#### [WHAT YOU NEED TO DO]
A word-for-word copy of the entries, with the images left out, is what you should write.

#### [RECORDS]
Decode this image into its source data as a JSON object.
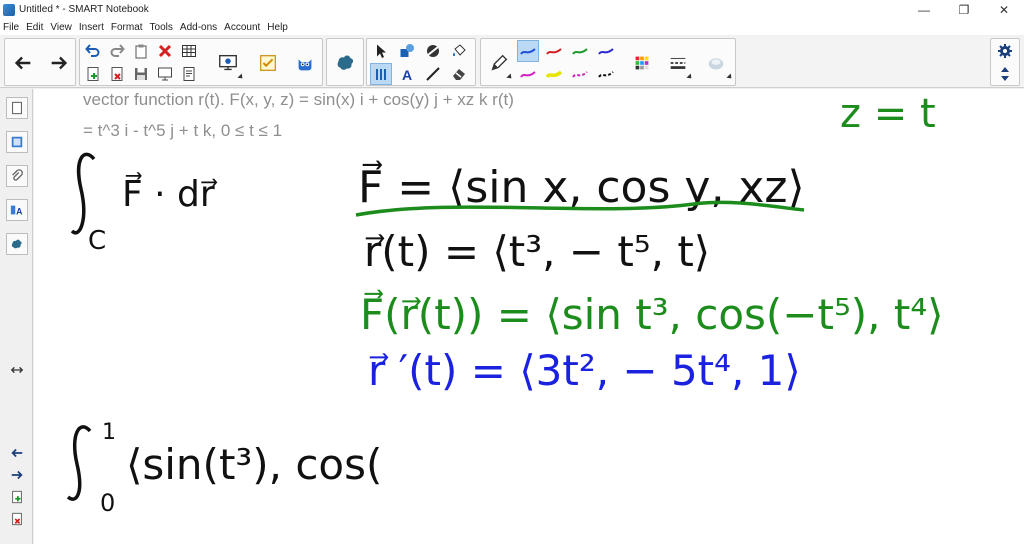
{
  "window": {
    "title": "Untitled * - SMART Notebook",
    "controls": [
      "—",
      "❐",
      "✕"
    ]
  },
  "menu": {
    "items": [
      "File",
      "Edit",
      "View",
      "Insert",
      "Format",
      "Tools",
      "Add-ons",
      "Account",
      "Help"
    ]
  },
  "toolbar": {
    "pen_colors": [
      "#1e4fd8",
      "#d42020",
      "#1a9a2a",
      "#2a2ad0",
      "#d020c0",
      "#e6e600",
      "#d020c0",
      "#111111"
    ],
    "palette_label": "color-palette"
  },
  "canvas": {
    "problem_line1": "vector function r(t). F(x, y, z) = sin(x) i + cos(y) j + xz k r(t)",
    "problem_line2": "= t^3 i - t^5 j + t k, 0 ≤ t ≤ 1",
    "ink": {
      "z_eq_t": "z = t",
      "integral_lower": "C",
      "integral_body": "F⃗ · dr⃗",
      "F_def": "F⃗ = ⟨sin x, cos y, xz⟩",
      "r_def": "r⃗(t) = ⟨t³, − t⁵, t⟩",
      "F_of_r": "F⃗(r⃗(t)) = ⟨sin t³, cos(−t⁵), t⁴⟩",
      "r_prime": "r⃗ ′(t) = ⟨3t², − 5t⁴, 1⟩",
      "int2_upper": "1",
      "int2_lower": "0",
      "int2_body": "⟨sin(t³), cos("
    },
    "colors": {
      "black_ink": "#111111",
      "green_ink": "#1c8c1c",
      "blue_ink": "#1a22e0",
      "problem_text": "#8f8f8f"
    }
  }
}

#### [RESPONSE BOX]
Decode this image into its source data as a JSON object.
{
  "window": {
    "title": "Untitled * - SMART Notebook",
    "controls": [
      "—",
      "❐",
      "✕"
    ]
  },
  "menu": {
    "items": [
      "File",
      "Edit",
      "View",
      "Insert",
      "Format",
      "Tools",
      "Add-ons",
      "Account",
      "Help"
    ]
  },
  "toolbar": {
    "pen_colors": [
      "#1e4fd8",
      "#d42020",
      "#1a9a2a",
      "#2a2ad0",
      "#d020c0",
      "#e6e600",
      "#d020c0",
      "#111111"
    ],
    "palette_label": "color-palette"
  },
  "canvas": {
    "problem_line1": "vector function r(t). F(x, y, z) = sin(x) i + cos(y) j + xz k r(t)",
    "problem_line2": "= t^3 i - t^5 j + t k, 0 ≤ t ≤ 1",
    "ink": {
      "z_eq_t": "z = t",
      "integral_lower": "C",
      "integral_body": "F⃗ · dr⃗",
      "F_def": "F⃗ = ⟨sin x, cos y, xz⟩",
      "r_def": "r⃗(t) = ⟨t³, − t⁵, t⟩",
      "F_of_r": "F⃗(r⃗(t)) = ⟨sin t³, cos(−t⁵), t⁴⟩",
      "r_prime": "r⃗ ′(t) = ⟨3t², − 5t⁴, 1⟩",
      "int2_upper": "1",
      "int2_lower": "0",
      "int2_body": "⟨sin(t³), cos("
    },
    "colors": {
      "black_ink": "#111111",
      "green_ink": "#1c8c1c",
      "blue_ink": "#1a22e0",
      "problem_text": "#8f8f8f"
    }
  }
}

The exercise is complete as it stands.